“Whether there’s something inherently wrong with thinking about pitching or selling or the economic and business aspect of it, in an undergraduate course — I don’t think so,” she says, pointing out that Yale alumni in tech and other fields often go on to start businesses. But, she qualifies, “I guess the danger might be that some kids actually think there’s a good chance that they can go directly from writing one app to having a successful business. That might be a bit unrealistic.”
That thought, however, is part of what’s driving Yalies’ new enthusiasm for computer science. While the new 112 course will still focus on fundamentals despite its new structure, some students want immediate results.
Those sorts of students make up much of HackYale’s enrollment, and Khan acknowledges that HackYale’s courses “skip over” some fundamentals in order to get students’ ideas online as fast as possible. The group’s founders didn’t plan to launch students towards multi-million dollar IPOs, but some nonetheless see the program as the first step along the way.
“Oftentimes people come to us with startup ideas that they’re not able to implement themselves,” says Reinking. “That’s a really common reason.”
And according to Khan, that ordering of priorities contributed to the department’s initial hesitation to implement a more practical, HackYale-type course.

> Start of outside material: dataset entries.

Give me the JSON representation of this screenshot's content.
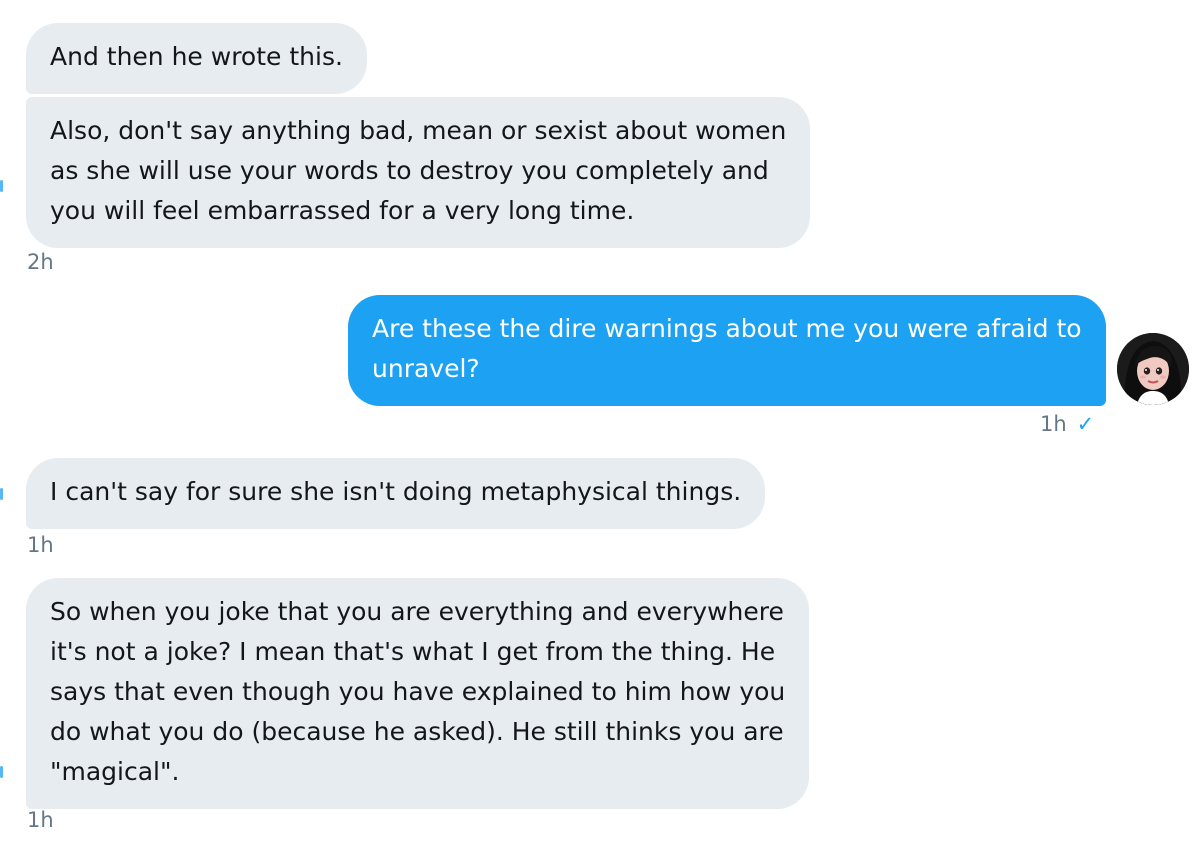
{
  "messages": [
    {
      "direction": "incoming",
      "lines": [
        "And then he wrote this."
      ]
    },
    {
      "direction": "incoming",
      "lines": [
        "Also, don't say anything bad, mean or sexist about women",
        "as she will use your words to destroy you completely and",
        "you will feel embarrassed for a very long time."
      ],
      "timestamp": "2h"
    },
    {
      "direction": "outgoing",
      "lines": [
        "Are these the dire warnings about me you were afraid to",
        "unravel?"
      ],
      "timestamp": "1h",
      "read_icon": "checkmark-icon",
      "check": "✓"
    },
    {
      "direction": "incoming",
      "lines": [
        "I can't say for sure she isn't doing metaphysical things."
      ],
      "timestamp": "1h"
    },
    {
      "direction": "incoming",
      "lines": [
        "So when you joke that you are everything and everywhere",
        "it's not a joke? I mean that's what I get from the thing. He",
        "says that even though you have explained to him how you",
        "do what you do (because he asked). He still thinks you are",
        "\"magical\"."
      ],
      "timestamp": "1h"
    }
  ],
  "colors": {
    "incoming_bubble": "#e6ecf0",
    "outgoing_bubble": "#1da1f2",
    "timestamp": "#657786"
  }
}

Bay Gross ’13, HackYale’s founder, said in an email that while the department was receptive to the idea, he added that they were “perhaps overly cautious” in embracing what they thought might be a trend lacking in educational value and rigor. And even if the addition of a class like Abadi’s is a step towards a more practical education, Feigenbaum says the department will never teach students how to use computers without understanding how they work.
“The particular languages, they come and go,” says Abadi. “But the fundamentals, they’ve been around for 30, 40 years, and they’re not going anywhere.”
If all anyone did was think about commercializing their inventions, says Feigenbaum, no one would be able to invent anything. “I hope they understand,” she adds, “that they’re not going to get rich quick without putting in work.”